Sunday, February 19, 2012

Essay Proposal

For the upcoming essay, I was leaning towards doing it on The Gamer. I feel like I'd have more choices as to what I can write about. Something specific that caught my attention though was the comparison of lifestyles in the movie compared to what were living like now. How we were portrayed to have an extreme end of living a slave like life (Slayers) or living like a prostitute (Society). I'd like to specifically write more about that topic; comparing our current lifestyles to how its projected to be in year 2XXX.

Monday, February 13, 2012

Ethics Behind "Slayers" & "Society"

I feel like the moral principles of “Slayers” characters can be both good and bad. For example the Kable is trying to get through 30 rounds to be released in order to go back to his family. Also take into consideration that he imprisoned for something that he didn’t do. There can also be characters who really were murderers or rapists previous to being convicted. The ethics behind all characters is likely to be different. As of this second I don’t think that it would be right in any case for someone to die for public entertainment. Now when I think or myself in 15-20 years when everyday society does not have any decent morals left in themselves, I really wouldn’t care what would happen to a death row inmate, especially if I was as well off as the boy in the movie.
Looking at society, the only thing that came to mind was that I was seeing a real life version of “The Sims” being played. Knowing that these people get payed for what they do didn’t really make it easy for me to accept what they were doing in the beginning. But later on in the film when I started to see that modern society has changed so much that we were living in an almost robotic world, I couldn’t figure out another way the middle class could make a living. After getting myself to accept the fact that people sold themselves for a certain hours a day so they can make a living, I saw that the “consumers” almost all had he same deficit of moral ethics. All they used their “avatars” for was sex and partying.
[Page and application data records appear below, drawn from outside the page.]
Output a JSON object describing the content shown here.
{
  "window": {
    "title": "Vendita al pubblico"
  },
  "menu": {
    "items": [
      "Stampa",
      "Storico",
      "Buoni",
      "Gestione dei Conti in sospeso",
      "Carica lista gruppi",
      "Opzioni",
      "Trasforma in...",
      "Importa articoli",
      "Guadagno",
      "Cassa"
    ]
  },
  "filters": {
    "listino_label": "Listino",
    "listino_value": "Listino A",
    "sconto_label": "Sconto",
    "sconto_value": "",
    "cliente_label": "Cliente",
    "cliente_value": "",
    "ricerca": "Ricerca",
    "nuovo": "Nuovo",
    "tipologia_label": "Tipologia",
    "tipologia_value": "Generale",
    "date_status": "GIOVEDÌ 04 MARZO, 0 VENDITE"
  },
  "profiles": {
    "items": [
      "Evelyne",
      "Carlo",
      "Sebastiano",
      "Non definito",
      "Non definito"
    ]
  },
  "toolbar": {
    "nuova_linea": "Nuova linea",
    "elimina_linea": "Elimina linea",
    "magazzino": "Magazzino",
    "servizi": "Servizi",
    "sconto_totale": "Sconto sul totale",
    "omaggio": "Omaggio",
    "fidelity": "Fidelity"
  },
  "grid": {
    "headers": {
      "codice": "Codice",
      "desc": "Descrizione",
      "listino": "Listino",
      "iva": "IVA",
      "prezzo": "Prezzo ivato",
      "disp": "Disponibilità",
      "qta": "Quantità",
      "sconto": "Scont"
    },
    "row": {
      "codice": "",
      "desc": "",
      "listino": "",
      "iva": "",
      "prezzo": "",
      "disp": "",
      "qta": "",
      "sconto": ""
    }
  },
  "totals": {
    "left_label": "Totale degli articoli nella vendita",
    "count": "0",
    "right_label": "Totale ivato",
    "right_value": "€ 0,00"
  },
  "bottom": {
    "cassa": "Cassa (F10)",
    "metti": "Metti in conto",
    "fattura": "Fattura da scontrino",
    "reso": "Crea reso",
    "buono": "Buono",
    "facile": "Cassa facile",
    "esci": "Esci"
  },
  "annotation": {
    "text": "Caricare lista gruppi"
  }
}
Seeing that the life in “Society” was almost identical day after day seemed a bit cliché to me because it shows just how narrow minded people are thought to be.

Sunday, February 5, 2012

Video Games

Seeing how popular video games have gotten in recent years didn't really surprise me. I feel that it is one of the primary ways that an individual can live a "virtual life" the way they would actually want to. For instance in Grand Theft Auto V, I would always drive around like a maniac killing innocent bystanders because to me that seemed fun. Now in the real world if you asked me if I would do that, I'd respond saying not in a million years. The fact that what you can do in the virtual world is simply limited by the game boundaries gives me the freedom to do whatever I please in the certain setting of the game I'm playing without feeling guilt or sorrow.

I recently started playing Skyrim and I will agree that its a pretty bomb RPG and that it's super addicting. The only thing that I didn't like was that once I turned on my xbox, I could have kissed that day goodbye. There were back to back days that I'd wake up, wash up, and start playing and thats all I'd do the ENTIRE day. It was a bad addiction like smoking and one of the most productive things I recently did was get rid of the game.

These days its pretty crazy seeing how in depth you can get with your game character or "Avatar". I never really knew what an avatar was until i read Waggoner's essay. It was interesting to see that it really meant "descent" so in essence it was a part of you which you can structure in any way you wanted to. As a child I never knew what creating an avatar was so I would always make them look stupid with wacky faces and weird skin colors and clothes. But when I started playing Skyrim, I noticed how much I made the avatar be what I wanted to be. In my case, it is pretty safe to say that I wanted to put myself into the situations my character was in and see how "I" would survive.